Information section start

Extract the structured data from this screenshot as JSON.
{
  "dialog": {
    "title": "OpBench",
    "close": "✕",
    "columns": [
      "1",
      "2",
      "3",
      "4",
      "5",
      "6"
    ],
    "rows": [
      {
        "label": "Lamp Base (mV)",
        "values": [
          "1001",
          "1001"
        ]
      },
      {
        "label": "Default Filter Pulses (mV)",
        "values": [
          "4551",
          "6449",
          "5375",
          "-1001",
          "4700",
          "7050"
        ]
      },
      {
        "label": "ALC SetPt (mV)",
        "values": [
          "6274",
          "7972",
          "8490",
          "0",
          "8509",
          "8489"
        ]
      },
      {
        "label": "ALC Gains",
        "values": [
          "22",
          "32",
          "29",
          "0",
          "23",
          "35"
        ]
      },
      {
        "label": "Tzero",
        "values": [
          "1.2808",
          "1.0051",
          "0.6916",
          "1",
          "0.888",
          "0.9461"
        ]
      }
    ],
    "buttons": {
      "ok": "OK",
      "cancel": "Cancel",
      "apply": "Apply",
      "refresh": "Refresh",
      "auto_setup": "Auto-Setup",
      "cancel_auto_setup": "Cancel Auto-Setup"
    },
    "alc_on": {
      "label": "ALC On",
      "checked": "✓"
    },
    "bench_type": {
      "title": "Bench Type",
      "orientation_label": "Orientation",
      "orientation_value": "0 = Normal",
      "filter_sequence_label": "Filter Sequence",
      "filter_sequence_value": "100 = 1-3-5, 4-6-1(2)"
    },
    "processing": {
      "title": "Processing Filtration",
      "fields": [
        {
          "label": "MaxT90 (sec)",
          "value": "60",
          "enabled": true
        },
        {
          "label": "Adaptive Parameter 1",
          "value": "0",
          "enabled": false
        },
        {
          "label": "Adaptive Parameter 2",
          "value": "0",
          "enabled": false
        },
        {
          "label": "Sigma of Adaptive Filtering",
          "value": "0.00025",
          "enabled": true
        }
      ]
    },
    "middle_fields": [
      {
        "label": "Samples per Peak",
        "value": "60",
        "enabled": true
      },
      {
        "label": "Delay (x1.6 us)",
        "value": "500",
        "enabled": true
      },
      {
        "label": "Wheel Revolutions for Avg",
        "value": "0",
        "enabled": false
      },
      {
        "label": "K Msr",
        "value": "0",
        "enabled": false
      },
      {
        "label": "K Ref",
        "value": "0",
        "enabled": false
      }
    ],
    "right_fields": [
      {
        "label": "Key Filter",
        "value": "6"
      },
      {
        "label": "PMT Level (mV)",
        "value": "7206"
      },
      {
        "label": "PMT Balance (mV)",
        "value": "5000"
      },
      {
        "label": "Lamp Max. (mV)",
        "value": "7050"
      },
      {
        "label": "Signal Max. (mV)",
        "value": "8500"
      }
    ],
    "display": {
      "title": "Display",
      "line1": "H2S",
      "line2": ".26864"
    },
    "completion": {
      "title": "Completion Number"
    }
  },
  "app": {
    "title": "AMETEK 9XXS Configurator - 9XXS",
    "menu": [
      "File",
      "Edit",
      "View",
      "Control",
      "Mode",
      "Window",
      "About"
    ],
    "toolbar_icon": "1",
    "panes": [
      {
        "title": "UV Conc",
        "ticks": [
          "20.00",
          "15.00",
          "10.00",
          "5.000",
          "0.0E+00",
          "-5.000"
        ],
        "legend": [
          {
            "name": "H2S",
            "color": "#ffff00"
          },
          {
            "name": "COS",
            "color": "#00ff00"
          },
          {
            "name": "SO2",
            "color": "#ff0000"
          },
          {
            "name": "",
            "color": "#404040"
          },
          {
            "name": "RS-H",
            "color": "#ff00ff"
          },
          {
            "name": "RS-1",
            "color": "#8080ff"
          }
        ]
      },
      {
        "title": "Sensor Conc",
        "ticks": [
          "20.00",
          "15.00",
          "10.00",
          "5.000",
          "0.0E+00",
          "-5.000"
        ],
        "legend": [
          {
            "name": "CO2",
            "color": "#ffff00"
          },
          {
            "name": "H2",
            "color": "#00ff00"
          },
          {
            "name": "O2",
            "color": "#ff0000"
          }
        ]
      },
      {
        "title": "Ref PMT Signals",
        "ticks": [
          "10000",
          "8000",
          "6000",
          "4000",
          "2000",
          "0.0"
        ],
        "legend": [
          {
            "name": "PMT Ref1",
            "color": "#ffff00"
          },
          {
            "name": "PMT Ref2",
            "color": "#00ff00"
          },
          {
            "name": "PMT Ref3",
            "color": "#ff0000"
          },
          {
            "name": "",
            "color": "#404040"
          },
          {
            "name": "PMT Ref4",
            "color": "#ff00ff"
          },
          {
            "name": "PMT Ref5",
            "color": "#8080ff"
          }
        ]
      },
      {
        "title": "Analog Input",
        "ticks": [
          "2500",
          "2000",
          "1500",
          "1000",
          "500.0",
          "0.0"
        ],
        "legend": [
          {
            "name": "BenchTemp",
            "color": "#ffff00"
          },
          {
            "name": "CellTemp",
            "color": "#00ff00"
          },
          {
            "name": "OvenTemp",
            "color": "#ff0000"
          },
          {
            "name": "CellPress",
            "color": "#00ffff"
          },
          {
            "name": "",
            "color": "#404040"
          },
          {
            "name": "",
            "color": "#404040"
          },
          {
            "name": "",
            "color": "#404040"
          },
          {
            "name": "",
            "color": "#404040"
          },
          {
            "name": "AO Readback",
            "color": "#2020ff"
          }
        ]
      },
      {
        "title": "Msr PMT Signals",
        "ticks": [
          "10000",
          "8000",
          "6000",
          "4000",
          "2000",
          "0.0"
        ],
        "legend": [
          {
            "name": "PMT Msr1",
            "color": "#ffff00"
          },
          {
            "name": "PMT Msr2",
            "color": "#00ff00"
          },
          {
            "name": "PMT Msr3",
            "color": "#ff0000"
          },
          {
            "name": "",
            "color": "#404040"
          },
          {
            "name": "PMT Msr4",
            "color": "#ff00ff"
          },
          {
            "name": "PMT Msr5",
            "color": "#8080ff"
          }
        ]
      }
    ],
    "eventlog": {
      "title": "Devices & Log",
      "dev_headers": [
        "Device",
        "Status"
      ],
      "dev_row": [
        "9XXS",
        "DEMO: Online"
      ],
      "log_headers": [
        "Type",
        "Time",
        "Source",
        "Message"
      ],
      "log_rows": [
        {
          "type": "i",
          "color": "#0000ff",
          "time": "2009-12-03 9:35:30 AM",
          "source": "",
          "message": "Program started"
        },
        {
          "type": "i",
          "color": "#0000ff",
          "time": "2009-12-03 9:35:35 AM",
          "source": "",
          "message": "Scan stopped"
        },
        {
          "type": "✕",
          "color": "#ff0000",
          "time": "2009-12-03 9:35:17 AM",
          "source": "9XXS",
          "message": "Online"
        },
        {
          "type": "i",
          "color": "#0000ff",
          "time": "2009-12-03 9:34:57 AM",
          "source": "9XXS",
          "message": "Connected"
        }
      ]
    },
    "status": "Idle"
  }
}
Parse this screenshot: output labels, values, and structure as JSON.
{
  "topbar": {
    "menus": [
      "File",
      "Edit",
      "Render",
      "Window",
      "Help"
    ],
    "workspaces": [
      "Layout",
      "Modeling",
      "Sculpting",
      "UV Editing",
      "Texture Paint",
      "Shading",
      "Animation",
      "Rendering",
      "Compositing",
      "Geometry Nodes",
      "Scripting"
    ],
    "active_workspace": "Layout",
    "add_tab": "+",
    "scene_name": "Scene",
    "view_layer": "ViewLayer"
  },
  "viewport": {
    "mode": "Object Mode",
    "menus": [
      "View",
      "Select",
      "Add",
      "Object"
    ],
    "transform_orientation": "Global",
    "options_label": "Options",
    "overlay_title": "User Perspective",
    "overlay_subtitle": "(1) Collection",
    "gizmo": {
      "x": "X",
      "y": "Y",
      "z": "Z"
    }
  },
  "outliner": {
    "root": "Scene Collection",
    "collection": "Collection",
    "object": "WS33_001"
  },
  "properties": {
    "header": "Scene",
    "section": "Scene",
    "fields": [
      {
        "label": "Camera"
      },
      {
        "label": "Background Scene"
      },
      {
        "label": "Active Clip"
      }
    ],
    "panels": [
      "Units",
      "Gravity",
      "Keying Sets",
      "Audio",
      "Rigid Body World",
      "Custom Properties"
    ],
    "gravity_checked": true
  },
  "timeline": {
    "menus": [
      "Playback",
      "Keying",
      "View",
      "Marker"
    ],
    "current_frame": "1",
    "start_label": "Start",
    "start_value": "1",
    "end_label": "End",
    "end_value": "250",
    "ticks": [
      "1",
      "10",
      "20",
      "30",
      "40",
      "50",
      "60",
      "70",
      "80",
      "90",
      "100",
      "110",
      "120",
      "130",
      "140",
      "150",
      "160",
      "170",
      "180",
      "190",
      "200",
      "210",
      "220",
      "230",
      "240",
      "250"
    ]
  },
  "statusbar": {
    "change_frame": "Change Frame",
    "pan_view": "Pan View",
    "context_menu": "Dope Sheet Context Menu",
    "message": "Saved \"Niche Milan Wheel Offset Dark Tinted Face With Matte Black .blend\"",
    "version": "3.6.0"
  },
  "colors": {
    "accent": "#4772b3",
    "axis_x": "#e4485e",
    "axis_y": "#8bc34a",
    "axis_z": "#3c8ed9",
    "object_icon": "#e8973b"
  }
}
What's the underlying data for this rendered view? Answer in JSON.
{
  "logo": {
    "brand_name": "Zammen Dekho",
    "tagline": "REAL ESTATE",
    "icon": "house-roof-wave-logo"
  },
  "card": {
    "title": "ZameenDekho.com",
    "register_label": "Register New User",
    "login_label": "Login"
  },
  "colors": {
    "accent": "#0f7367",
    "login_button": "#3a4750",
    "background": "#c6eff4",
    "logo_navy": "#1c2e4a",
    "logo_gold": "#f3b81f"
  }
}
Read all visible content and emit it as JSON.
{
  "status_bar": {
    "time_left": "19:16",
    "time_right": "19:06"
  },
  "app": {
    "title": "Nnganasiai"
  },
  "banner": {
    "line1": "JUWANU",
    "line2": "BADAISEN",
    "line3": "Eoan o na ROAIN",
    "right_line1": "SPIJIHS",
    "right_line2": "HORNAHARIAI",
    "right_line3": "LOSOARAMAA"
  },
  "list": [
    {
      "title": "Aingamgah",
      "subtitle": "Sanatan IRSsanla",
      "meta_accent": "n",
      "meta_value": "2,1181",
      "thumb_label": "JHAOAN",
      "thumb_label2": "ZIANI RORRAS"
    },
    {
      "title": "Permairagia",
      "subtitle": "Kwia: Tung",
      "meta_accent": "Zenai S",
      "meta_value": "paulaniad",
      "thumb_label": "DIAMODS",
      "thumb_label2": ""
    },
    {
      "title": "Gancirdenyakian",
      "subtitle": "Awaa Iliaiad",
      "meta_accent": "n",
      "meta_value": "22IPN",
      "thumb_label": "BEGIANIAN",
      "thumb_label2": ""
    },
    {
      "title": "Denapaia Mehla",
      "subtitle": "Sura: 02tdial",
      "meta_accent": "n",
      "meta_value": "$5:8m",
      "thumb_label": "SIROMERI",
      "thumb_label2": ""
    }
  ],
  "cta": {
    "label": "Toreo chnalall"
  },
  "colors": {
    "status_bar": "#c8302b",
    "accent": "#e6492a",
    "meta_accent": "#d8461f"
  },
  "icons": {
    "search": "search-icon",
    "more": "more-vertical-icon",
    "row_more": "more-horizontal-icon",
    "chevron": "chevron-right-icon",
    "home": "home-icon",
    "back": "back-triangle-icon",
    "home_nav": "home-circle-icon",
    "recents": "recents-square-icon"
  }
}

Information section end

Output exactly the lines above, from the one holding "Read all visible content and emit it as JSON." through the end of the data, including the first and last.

Read all visible content and emit it as JSON.
{
  "status_bar": {
    "time_left": "19:16",
    "time_right": "19:06"
  },
  "app": {
    "title": "Nnganasiai"
  },
  "banner": {
    "line1": "JUWANU",
    "line2": "BADAISEN",
    "line3": "Eoan o na ROAIN",
    "right_line1": "SPIJIHS",
    "right_line2": "HORNAHARIAI",
    "right_line3": "LOSOARAMAA"
  },
  "list": [
    {
      "title": "Aingamgah",
      "subtitle": "Sanatan IRSsanla",
      "meta_accent": "n",
      "meta_value": "2,1181",
      "thumb_label": "JHAOAN",
      "thumb_label2": "ZIANI RORRAS"
    },
    {
      "title": "Permairagia",
      "subtitle": "Kwia: Tung",
      "meta_accent": "Zenai S",
      "meta_value": "paulaniad",
      "thumb_label": "DIAMODS",
      "thumb_label2": ""
    },
    {
      "title": "Gancirdenyakian",
      "subtitle": "Awaa Iliaiad",
      "meta_accent": "n",
      "meta_value": "22IPN",
      "thumb_label": "BEGIANIAN",
      "thumb_label2": ""
    },
    {
      "title": "Denapaia Mehla",
      "subtitle": "Sura: 02tdial",
      "meta_accent": "n",
      "meta_value": "$5:8m",
      "thumb_label": "SIROMERI",
      "thumb_label2": ""
    }
  ],
  "cta": {
    "label": "Toreo chnalall"
  },
  "colors": {
    "status_bar": "#c8302b",
    "accent": "#e6492a",
    "meta_accent": "#d8461f"
  },
  "icons": {
    "search": "search-icon",
    "more": "more-vertical-icon",
    "row_more": "more-horizontal-icon",
    "chevron": "chevron-right-icon",
    "home": "home-icon",
    "back": "back-triangle-icon",
    "home_nav": "home-circle-icon",
    "recents": "recents-square-icon"
  }
}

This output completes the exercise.